Dr. Lakeisha Richardson, an OB/GYN in Greenville MS, tells Bustle. " Vaginal dryness can increase your chances of vaginal infections such as bacterial vaginosis." So keep drinking as much water as you can.
Don't Ignore The Chances Of A Hot Flash
Menopause can happen for a variety of reasons. And if you're experiencing menopausal changes, or perimenopause, it's especially important to take care of your health during a heat wave.
"For those who are perimenopausal and experiencing hot flashes, a heat wave can trigger an increase in hot flashes which may equal misery and discomfort," Dr. Loanzon says. "It is important to support your symptoms by dressing in light loose layers, carrying a handheld fan, increasing water intake, maintaining cool temperatures at home if you are able, exercising regularly, managing stress, avoiding spicy foods, and avoid consuming caffeinated beverages or alcohol." That may sound like a lot, but it's worth it to avoid intense discomfort.
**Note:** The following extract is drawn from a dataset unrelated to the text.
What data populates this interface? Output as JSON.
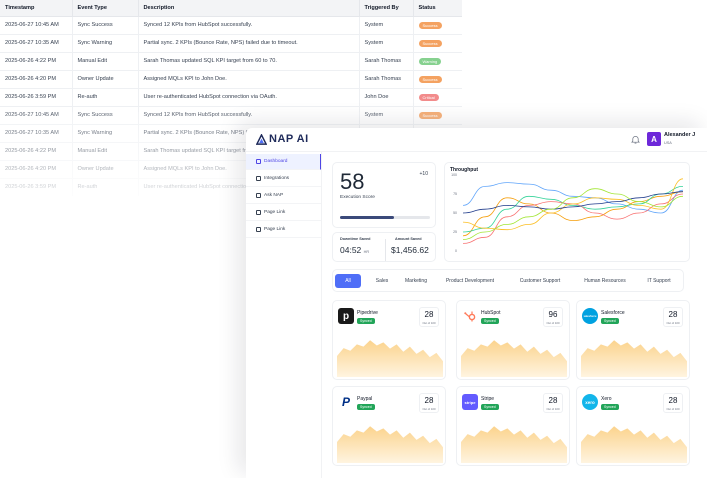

Your health comes first, after all.
Don't Throw Caution To The Wind With Your Sexual Health
A heat wave can make spending all day in bed particularly tempting. So if you're having a lot of sex during these warm weather days, your gynecologist wants you to remember to stay safe.
"Warm weather ... and cooping up in air-conditioned areas can cause patients to be friskier than other seasons," Dr. Loanzon says. "It is important to consider your birth control methods to prevent undesired pregnancies and use protection ... to avoid STDs." So whether you're taking a trip to get out of the brutal heat, or staying inside for relief, make sure you always have reliable protection. Again, your health should not be compromised just because it's hot out.
Be Careful Taking Hot Showers
If you don't have proper AC, how you take care of yourself around the house can become quite important during a heat wave. So listen to your OB/GYN about how to stay safe.
One of the first things to change when the temperatures are rising is your shower habits. "Women should avoid taking hot showers or baths during a heat wave," Dr. Richardson says. "The excess heat can increase a woman's chance of blacking out in the bathroom. In addition, the excess heat along with potential dehydration can cause
vaginal dryness which can also lead to painful intercourse." So turn the temperature down a bit, and have a refreshing moment to yourself. Your vagina, and blood pressure, will thank you.
Don't Get Too Preoccupied About Your Gynecological Health
Most importantly, OB/GYNs want you to know that a heat wave isn't that serious of a risk to your gynecological health. Even though you should be practicing good hygiene and hydration, you shouldn't be absolutely preoccupied with your vaginal health just because the temperature is up.
"A heat wave, summer, or any change in season does not affect gynecological health or cause changes in the vagina ..." Dr. Bolt says. "The vagina is inside the female body and therefore the temperature of the vagina is regulated just like the temperature of our bodies — which is by our brain and normal physiology." Your body will regulate itself, you just have to treat it right so it can do its job.
Learning to take care of yourself
during a heat wave can feel brutal, since the weather can make you feel like doing absolutely nothing. But regardless of the fact that your body will mostly take care of itself, it's still important to make sure you aren't practicing any harmful habits. So listen to what OB/GYNs say, and be safe.